◆ WHAT IS NEEDED ◆
Give the listing again character for character, but drop the images.

◆ MATERIAL SHOWN ◆
# # # # #

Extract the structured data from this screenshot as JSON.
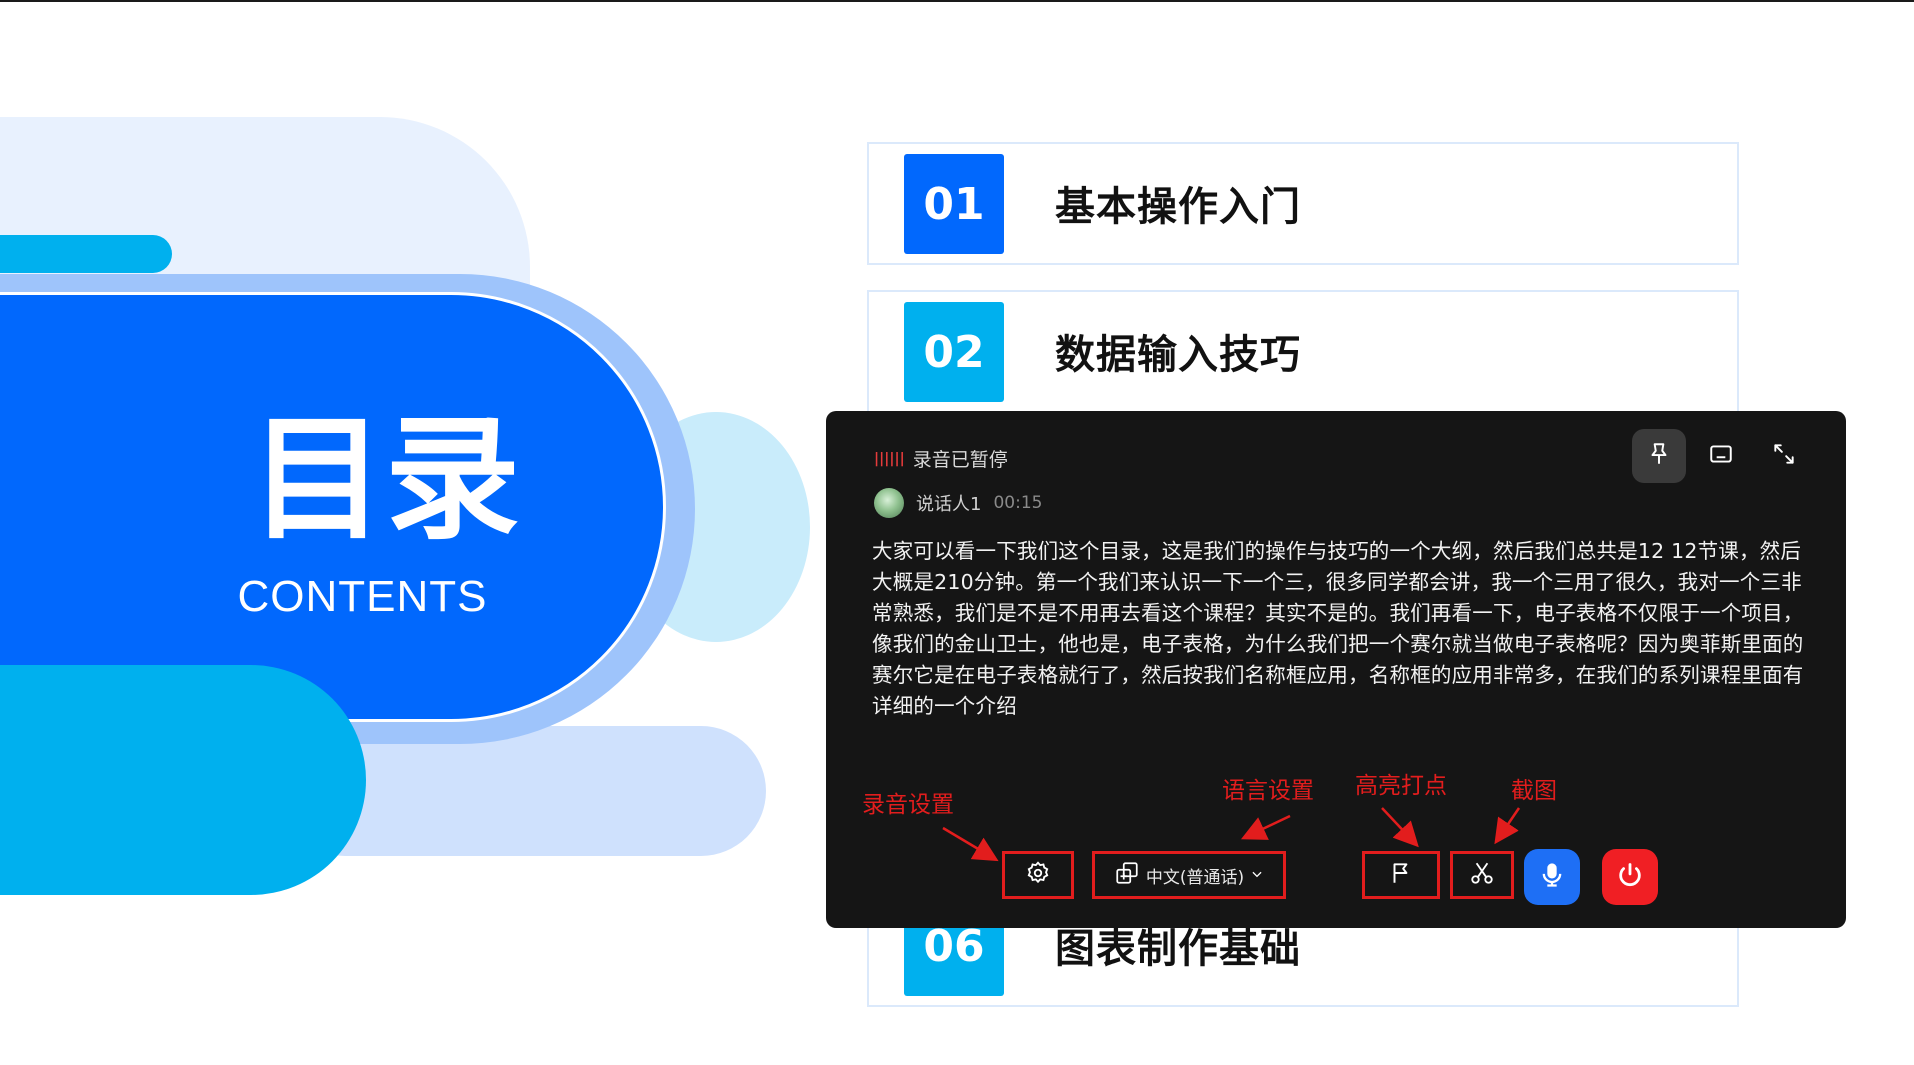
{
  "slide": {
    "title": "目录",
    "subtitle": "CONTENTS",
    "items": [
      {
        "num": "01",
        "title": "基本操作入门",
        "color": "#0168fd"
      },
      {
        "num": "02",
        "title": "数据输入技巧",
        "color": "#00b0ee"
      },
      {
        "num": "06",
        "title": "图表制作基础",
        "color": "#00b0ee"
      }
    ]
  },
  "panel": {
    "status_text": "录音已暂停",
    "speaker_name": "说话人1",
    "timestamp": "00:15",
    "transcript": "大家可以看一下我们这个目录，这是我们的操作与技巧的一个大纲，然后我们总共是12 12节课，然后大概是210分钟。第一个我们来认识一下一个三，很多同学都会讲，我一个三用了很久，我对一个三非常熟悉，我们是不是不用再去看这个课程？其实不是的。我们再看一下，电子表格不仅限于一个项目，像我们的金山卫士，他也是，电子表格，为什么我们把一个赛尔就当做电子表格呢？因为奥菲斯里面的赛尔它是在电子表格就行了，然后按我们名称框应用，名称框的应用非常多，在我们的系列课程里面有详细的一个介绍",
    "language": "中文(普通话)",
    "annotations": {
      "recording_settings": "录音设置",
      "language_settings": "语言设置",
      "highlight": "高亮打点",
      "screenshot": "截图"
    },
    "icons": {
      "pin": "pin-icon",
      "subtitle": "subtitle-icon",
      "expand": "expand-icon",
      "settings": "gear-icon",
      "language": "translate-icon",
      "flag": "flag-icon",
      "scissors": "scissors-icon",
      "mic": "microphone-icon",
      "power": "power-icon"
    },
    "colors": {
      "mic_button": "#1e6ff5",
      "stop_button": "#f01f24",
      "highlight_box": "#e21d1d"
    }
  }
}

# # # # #

◆ ANSWER TO THIS PROBLEM ◆
Extract the structured data from this screenshot as JSON.
{
  "slide": {
    "title": "目录",
    "subtitle": "CONTENTS",
    "items": [
      {
        "num": "01",
        "title": "基本操作入门",
        "color": "#0168fd"
      },
      {
        "num": "02",
        "title": "数据输入技巧",
        "color": "#00b0ee"
      },
      {
        "num": "06",
        "title": "图表制作基础",
        "color": "#00b0ee"
      }
    ]
  },
  "panel": {
    "status_text": "录音已暂停",
    "speaker_name": "说话人1",
    "timestamp": "00:15",
    "transcript": "大家可以看一下我们这个目录，这是我们的操作与技巧的一个大纲，然后我们总共是12 12节课，然后大概是210分钟。第一个我们来认识一下一个三，很多同学都会讲，我一个三用了很久，我对一个三非常熟悉，我们是不是不用再去看这个课程？其实不是的。我们再看一下，电子表格不仅限于一个项目，像我们的金山卫士，他也是，电子表格，为什么我们把一个赛尔就当做电子表格呢？因为奥菲斯里面的赛尔它是在电子表格就行了，然后按我们名称框应用，名称框的应用非常多，在我们的系列课程里面有详细的一个介绍",
    "language": "中文(普通话)",
    "annotations": {
      "recording_settings": "录音设置",
      "language_settings": "语言设置",
      "highlight": "高亮打点",
      "screenshot": "截图"
    },
    "icons": {
      "pin": "pin-icon",
      "subtitle": "subtitle-icon",
      "expand": "expand-icon",
      "settings": "gear-icon",
      "language": "translate-icon",
      "flag": "flag-icon",
      "scissors": "scissors-icon",
      "mic": "microphone-icon",
      "power": "power-icon"
    },
    "colors": {
      "mic_button": "#1e6ff5",
      "stop_button": "#f01f24",
      "highlight_box": "#e21d1d"
    }
  }
}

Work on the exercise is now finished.